This has been one of the slowest garden seasons for us in terms of getting seeds in the ground (I have never planted Brussel sprouts or carrots so late before – eeeekkkkk), but it has been rewarding for me in other ways. I have really appreciated the time spent with #1 and he has been proud of the hard work we have done together, things I needed an extra hand on and he is now big enough to be that extra hand. Seeing the potatoes sprout prolifically in the new field has been very satisfying for him as he has hoed, planted, covered and helped to hill (we haven’t gotten very far on this part) the potatoes.
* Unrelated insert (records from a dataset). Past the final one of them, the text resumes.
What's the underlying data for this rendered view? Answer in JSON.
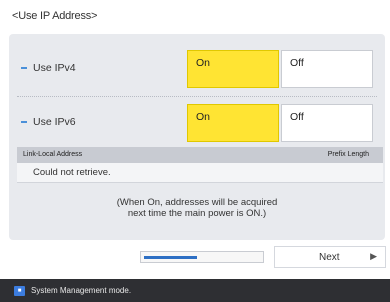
{
  "page": {
    "title": "<Use IP Address>"
  },
  "ipv4": {
    "label": "Use IPv4",
    "on_label": "On",
    "off_label": "Off",
    "selected": "On"
  },
  "ipv6": {
    "label": "Use IPv6",
    "on_label": "On",
    "off_label": "Off",
    "selected": "On"
  },
  "table": {
    "headers": {
      "address": "Link-Local Address",
      "prefix": "Prefix Length"
    },
    "message": "Could not retrieve."
  },
  "note": {
    "line1": "(When On, addresses will be acquired",
    "line2": "next time the main power is ON.)"
  },
  "footer": {
    "next_label": "Next",
    "progress": 0.45
  },
  "status_bar": {
    "text": "System Management mode."
  },
  "colors": {
    "selected": "#ffe433",
    "accent": "#2d6fc4",
    "status_bg": "#2e2f33"
  },
  "icons": {
    "bullet": "dash-bullet-icon",
    "next": "arrow-right-icon",
    "status": "system-management-icon"
  }
}
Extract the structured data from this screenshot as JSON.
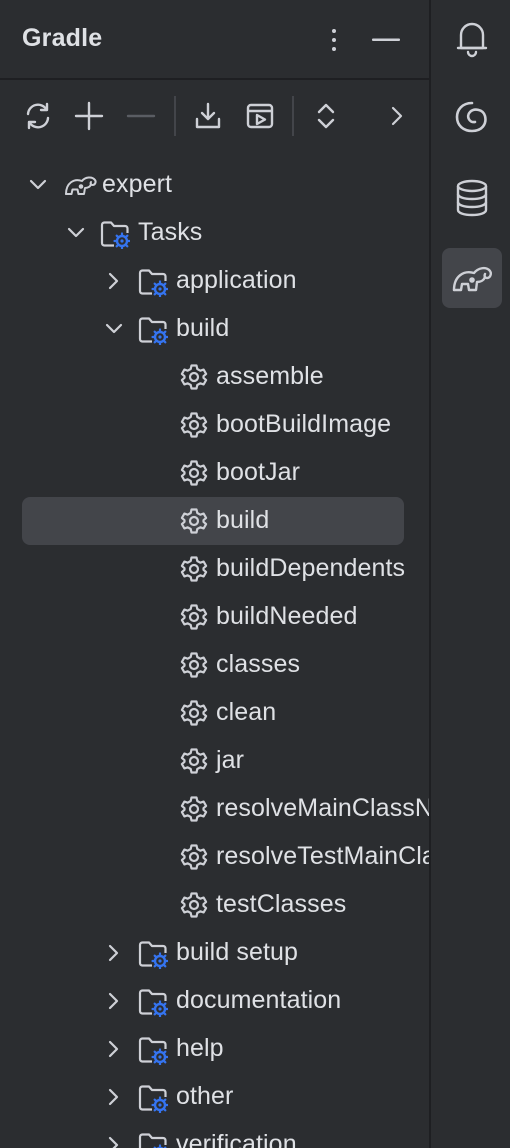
{
  "header": {
    "title": "Gradle"
  },
  "icons": {
    "more": "more-vertical-icon",
    "minimize": "minimize-icon",
    "reload": "reload-icon",
    "add": "add-icon",
    "remove": "remove-icon",
    "download": "download-sources-icon",
    "run": "run-task-icon",
    "expand": "expand-collapse-icon",
    "next": "chevron-right-icon"
  },
  "tree": {
    "root": "expert",
    "tasks": "Tasks",
    "groups": {
      "application": "application",
      "build": "build",
      "build_setup": "build setup",
      "documentation": "documentation",
      "help": "help",
      "other": "other",
      "verification": "verification"
    },
    "build_tasks": [
      "assemble",
      "bootBuildImage",
      "bootJar",
      "build",
      "buildDependents",
      "buildNeeded",
      "classes",
      "clean",
      "jar",
      "resolveMainClassName",
      "resolveTestMainClassName",
      "testClasses"
    ],
    "selected": "build"
  },
  "sidebar": [
    "notifications-icon",
    "ai-assistant-icon",
    "database-icon",
    "gradle-icon"
  ],
  "colors": {
    "background": "#2b2d30",
    "selected": "#43454a",
    "text": "#dfe1e5",
    "accent": "#3574f0",
    "icon": "#ced0d6"
  }
}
Number 2 is more interested in farming then #1, but #1 is willing to help which is awesome, my philosophy is if you like to eat, you get to help it grow in one way or another.
Our peas should be ready this week, yeah! We have lettuce, kale, swiss chard, garlic scapes, and a few strawberries ready.
We have tomato’s and pepper’s blossoming, our next task is to make trellis’ for our tomatoes, I think T and I will tackle that this weekend. I have to measure the gardens to make the right size trellis’. I am using a trellis design from Four Season Harvest by Elliot Coleman. I will be hanging ropes for the tomatoes to climb instead of using actual rope trellis’ as that is less expensive to buy. I am so excited about this. We are also going to put up a rope grid between the pepper plants that will support them as they grow and get heavy fruits.
I am enjoying this season of garden work and trying not to rush too much and stress myself out making for grumpy mama. This has been a challenge at times, but we have come up with a few things that help. I work in the mornings, I mostly take Tuesday and Thursday’s off for adventures or friend time and I let the littles watch some Daniel Tiger in the afternoons on Monday, Wednesday and Friday so I can write or do doTERRA research/work. This is a huge change as we have been a very low screen time family and I am still struggling with the guilt of feeling like they are watching too much TV, and needing to get some things done uninterrupted.
I am becoming immersed in essential oils, they are amazing, we are even going to use them in our chickens water to promote healthy gut health and prevent bacterial infections, so excited about this. If you would like to learn more about essential oils and uses in farming, contact me, I can help you find the answers if I don’t have them already! Visit my site below or send me an email.